A growing number of voices in China, including lawmakers, academics and officials, have urged the government to lift birth restrictions. The party must take more aggressive action if it is to reverse a precipitous drop in birth rates. A once-a-decade population census released on Tuesday showed that the number of births last year fell to the lowest since the Mao era. Low fertility translates into fewer workers and lower demand, which could dampen the growth of the world’s second-largest economy.
But the party is reluctant to relinquish control and has resisted the abolition of birth restrictions. Instead, Beijing has taken a piecemeal approach, slowly dismantling the once-powerful family planning bureaucracy and removing exemptions. In many places, police officers, employers and city officials decide how tightly or loosely to enforce rules.

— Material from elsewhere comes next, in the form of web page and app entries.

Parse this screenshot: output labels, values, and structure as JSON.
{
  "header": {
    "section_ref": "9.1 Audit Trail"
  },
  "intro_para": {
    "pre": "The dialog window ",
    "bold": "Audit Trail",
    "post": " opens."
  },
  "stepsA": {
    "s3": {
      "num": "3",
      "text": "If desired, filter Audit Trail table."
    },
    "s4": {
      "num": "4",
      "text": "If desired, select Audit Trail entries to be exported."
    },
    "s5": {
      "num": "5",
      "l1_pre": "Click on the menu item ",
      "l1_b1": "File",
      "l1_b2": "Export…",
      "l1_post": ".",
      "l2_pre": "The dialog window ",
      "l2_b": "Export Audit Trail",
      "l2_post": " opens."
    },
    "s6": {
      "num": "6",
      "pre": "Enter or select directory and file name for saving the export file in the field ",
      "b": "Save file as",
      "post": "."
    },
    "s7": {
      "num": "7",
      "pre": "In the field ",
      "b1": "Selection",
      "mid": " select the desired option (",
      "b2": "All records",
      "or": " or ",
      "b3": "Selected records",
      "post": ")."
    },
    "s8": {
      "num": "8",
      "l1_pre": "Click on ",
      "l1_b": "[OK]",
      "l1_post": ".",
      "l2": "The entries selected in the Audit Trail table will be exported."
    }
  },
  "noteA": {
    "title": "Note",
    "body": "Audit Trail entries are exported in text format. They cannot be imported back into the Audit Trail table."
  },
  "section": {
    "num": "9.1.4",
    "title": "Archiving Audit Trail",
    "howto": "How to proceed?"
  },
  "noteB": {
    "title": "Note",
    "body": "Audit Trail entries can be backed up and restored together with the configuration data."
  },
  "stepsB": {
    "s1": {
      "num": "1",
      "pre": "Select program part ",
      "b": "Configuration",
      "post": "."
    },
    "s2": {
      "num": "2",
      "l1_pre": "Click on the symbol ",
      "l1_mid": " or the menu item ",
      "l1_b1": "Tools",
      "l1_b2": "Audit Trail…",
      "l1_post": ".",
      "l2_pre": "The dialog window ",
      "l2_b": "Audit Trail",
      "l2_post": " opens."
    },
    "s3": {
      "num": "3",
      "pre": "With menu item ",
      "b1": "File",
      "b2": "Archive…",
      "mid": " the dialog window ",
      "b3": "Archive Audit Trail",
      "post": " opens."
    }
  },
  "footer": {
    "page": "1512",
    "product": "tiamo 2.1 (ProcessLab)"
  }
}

It may mean more freedom for some, like Ms. Fan, to have more children. But it also creates uncertainty about the risks, adding to a reluctance to have more children.
The strategy could also falter amid major cultural changes. Concern over the rising costs of education, housing and health care is now deeply entrenched in society. Many Chinese simply prefer smaller families, and government efforts to raise the birth rate, including the introduction of a two-child policy in 2016, have largely failed.
“If the restrictions on family planning are not lifted and they encourage births at the same time, it is contradictory,” said Huang Wenzheng, a demographics expert at the Center for China and Globalization, a research center. based in Beijing. He said removing all birth limits would send an important message. “I think such a step must be taken.”